Make sure that quality employees are given a workspace that they can call their own. Whether it's an office, cubicle or even a desk in open space, there should be a high level of importance place on helping workers foster a sense of "place" in your company. Along with this place, office managers should ensure that equipment is ergonometric and sound.
Indeed, it has been found that a productive work environment requires management that is able to positively motivate its employees in an infrastructure that is amenable to employees' needs
HR AND ITS IMPORTANCE
As the human capital takes center stage in today's economy, the HR function is becoming a strategic
powerhouse in organizations. The article highlights the areas in which HR managers and executives
will need to excel and a/so focuses on the ethical issues in HR. The author perceives diversity as
enriching an organization's human capital and lays stress on the several ways in which international
HRM differs from domestic HRM. Read on...
"Nothing endures but change."
Recent times certainly have proven this maxim to be true.
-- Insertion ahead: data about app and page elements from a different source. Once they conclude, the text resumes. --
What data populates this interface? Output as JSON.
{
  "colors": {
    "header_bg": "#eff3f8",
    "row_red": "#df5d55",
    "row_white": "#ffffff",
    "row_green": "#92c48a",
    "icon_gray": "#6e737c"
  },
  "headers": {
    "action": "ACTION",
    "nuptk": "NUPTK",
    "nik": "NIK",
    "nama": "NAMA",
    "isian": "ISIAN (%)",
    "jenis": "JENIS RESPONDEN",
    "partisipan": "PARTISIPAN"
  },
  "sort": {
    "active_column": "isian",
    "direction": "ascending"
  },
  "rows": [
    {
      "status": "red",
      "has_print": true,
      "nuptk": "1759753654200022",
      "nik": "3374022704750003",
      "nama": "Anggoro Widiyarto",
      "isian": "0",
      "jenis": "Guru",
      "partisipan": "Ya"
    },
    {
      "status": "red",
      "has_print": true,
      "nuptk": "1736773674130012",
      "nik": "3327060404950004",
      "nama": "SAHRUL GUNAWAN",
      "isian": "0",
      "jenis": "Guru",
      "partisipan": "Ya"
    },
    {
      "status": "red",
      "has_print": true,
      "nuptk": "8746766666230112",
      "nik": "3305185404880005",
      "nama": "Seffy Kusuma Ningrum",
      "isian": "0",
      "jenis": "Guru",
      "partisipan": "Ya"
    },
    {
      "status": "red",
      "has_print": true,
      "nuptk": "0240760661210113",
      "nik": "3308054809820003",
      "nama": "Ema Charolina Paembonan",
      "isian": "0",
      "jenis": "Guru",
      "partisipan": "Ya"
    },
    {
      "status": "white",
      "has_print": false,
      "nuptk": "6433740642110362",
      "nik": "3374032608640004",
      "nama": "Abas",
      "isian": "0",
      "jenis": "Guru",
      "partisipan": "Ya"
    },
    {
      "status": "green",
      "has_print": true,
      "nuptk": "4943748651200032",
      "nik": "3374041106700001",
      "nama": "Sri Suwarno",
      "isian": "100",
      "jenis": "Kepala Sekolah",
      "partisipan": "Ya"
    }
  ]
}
Starting with the Internet boom through the
recent economic downturn and on to today's anticipation of recovery, companies have been forced to
continuously adjust their corporate strategies to keep up with the relentless pace of change in the economic
The human resource function has been at the center of this period of upheaval. During the economic good
times, companies looked to HR to attract, retain and motivate the critical-skill workers necessary for rapid
business growth. As the economy cooled, organizations depended on HR to find ways to reduce costs
while getting the most from existing, limited, resources. Now, as the focus shifts to recovery, HR executives
must ensure their workforces have the skills required to restore organizational competitiveness and to
contribute to long-term business objectives.
As the human capital takes center stage in today's economy the HR function is becoming a strategic
powerhouse in organizations. The HR's strategic race begins with designing HR architecture i.e. the HR
functions, HR systems and strategic employee behaviors that relentlessly emphasize and reinforce the'
implementation of the organizations strategy.
Summing, up the importance of Human Resource:
"You can take my factories and-burn up my buildings, but give me my people and I'll build it
right back again"
- Henry Ford
HR COMPETENCIES- The Strategic "Powerhouse"
What will it take to succeed as an HR professional hi the next decade? Recent research reveals that HR
managers and executives will heed to excel in a number of areas, including HR delivery, strategic contribution,
business knowledge, HR technology and personal credibility. The new avatar of HR is the knowledge
professional that isinnovative, business savvy quick on the uptake, has an instinctive ability to network and possessing unbridled
ambition. They are propelled by an urge to experiment & scan new avenues that can spur their creativity.
This knowledge professional will gravitate to an organization that is flexible has strong values, a robust
performance ethic and provides challenging work on latest technology.